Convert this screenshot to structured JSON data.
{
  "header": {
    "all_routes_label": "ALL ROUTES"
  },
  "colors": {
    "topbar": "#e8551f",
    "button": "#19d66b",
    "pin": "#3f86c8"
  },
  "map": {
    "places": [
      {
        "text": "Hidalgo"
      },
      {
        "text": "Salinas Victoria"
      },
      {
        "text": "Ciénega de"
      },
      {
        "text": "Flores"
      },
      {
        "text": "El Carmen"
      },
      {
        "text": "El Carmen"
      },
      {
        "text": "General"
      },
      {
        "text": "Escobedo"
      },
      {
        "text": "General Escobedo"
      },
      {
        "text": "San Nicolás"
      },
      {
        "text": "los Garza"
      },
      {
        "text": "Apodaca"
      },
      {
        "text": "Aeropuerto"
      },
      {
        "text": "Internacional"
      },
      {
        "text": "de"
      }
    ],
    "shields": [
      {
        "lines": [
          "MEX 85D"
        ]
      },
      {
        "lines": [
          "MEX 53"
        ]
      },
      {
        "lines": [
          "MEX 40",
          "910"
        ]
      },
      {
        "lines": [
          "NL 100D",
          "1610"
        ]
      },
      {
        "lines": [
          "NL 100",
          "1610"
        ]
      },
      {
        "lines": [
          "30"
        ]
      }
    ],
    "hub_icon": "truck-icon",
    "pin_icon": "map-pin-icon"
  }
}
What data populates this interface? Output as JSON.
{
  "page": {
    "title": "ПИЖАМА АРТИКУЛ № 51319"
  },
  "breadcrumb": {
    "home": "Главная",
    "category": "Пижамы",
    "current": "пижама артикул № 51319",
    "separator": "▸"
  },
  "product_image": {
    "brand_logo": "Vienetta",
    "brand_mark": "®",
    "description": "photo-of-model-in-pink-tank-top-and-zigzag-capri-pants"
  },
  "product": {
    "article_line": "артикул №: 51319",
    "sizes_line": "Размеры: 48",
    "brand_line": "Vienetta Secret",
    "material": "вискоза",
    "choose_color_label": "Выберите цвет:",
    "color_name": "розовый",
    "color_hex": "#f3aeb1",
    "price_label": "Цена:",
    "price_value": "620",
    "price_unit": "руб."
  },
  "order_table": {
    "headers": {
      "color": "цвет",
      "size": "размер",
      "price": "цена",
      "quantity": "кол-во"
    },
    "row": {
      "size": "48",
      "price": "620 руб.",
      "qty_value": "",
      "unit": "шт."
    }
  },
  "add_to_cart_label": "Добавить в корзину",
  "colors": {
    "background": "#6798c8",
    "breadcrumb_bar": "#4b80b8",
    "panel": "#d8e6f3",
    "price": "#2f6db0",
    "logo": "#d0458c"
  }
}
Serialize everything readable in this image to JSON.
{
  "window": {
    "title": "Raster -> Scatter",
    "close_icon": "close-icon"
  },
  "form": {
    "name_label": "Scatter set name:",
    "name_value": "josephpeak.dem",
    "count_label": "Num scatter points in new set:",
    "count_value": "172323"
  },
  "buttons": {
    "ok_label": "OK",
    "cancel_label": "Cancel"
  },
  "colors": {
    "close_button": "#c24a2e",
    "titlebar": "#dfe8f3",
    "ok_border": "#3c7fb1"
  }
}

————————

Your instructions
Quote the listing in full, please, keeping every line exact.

Reply to the task
Convert this screenshot to structured JSON data.
{
  "header": {
    "all_routes_label": "ALL ROUTES"
  },
  "colors": {
    "topbar": "#e8551f",
    "button": "#19d66b",
    "pin": "#3f86c8"
  },
  "map": {
    "places": [
      {
        "text": "Hidalgo"
      },
      {
        "text": "Salinas Victoria"
      },
      {
        "text": "Ciénega de"
      },
      {
        "text": "Flores"
      },
      {
        "text": "El Carmen"
      },
      {
        "text": "El Carmen"
      },
      {
        "text": "General"
      },
      {
        "text": "Escobedo"
      },
      {
        "text": "General Escobedo"
      },
      {
        "text": "San Nicolás"
      },
      {
        "text": "los Garza"
      },
      {
        "text": "Apodaca"
      },
      {
        "text": "Aeropuerto"
      },
      {
        "text": "Internacional"
      },
      {
        "text": "de"
      }
    ],
    "shields": [
      {
        "lines": [
          "MEX 85D"
        ]
      },
      {
        "lines": [
          "MEX 53"
        ]
      },
      {
        "lines": [
          "MEX 40",
          "910"
        ]
      },
      {
        "lines": [
          "NL 100D",
          "1610"
        ]
      },
      {
        "lines": [
          "NL 100",
          "1610"
        ]
      },
      {
        "lines": [
          "30"
        ]
      }
    ],
    "hub_icon": "truck-icon",
    "pin_icon": "map-pin-icon"
  }
}
What data populates this interface? Output as JSON.
{
  "page": {
    "title": "ПИЖАМА АРТИКУЛ № 51319"
  },
  "breadcrumb": {
    "home": "Главная",
    "category": "Пижамы",
    "current": "пижама артикул № 51319",
    "separator": "▸"
  },
  "product_image": {
    "brand_logo": "Vienetta",
    "brand_mark": "®",
    "description": "photo-of-model-in-pink-tank-top-and-zigzag-capri-pants"
  },
  "product": {
    "article_line": "артикул №: 51319",
    "sizes_line": "Размеры: 48",
    "brand_line": "Vienetta Secret",
    "material": "вискоза",
    "choose_color_label": "Выберите цвет:",
    "color_name": "розовый",
    "color_hex": "#f3aeb1",
    "price_label": "Цена:",
    "price_value": "620",
    "price_unit": "руб."
  },
  "order_table": {
    "headers": {
      "color": "цвет",
      "size": "размер",
      "price": "цена",
      "quantity": "кол-во"
    },
    "row": {
      "size": "48",
      "price": "620 руб.",
      "qty_value": "",
      "unit": "шт."
    }
  },
  "add_to_cart_label": "Добавить в корзину",
  "colors": {
    "background": "#6798c8",
    "breadcrumb_bar": "#4b80b8",
    "panel": "#d8e6f3",
    "price": "#2f6db0",
    "logo": "#d0458c"
  }
}
Serialize everything readable in this image to JSON.
{
  "window": {
    "title": "Raster -> Scatter",
    "close_icon": "close-icon"
  },
  "form": {
    "name_label": "Scatter set name:",
    "name_value": "josephpeak.dem",
    "count_label": "Num scatter points in new set:",
    "count_value": "172323"
  },
  "buttons": {
    "ok_label": "OK",
    "cancel_label": "Cancel"
  },
  "colors": {
    "close_button": "#c24a2e",
    "titlebar": "#dfe8f3",
    "ok_border": "#3c7fb1"
  }
}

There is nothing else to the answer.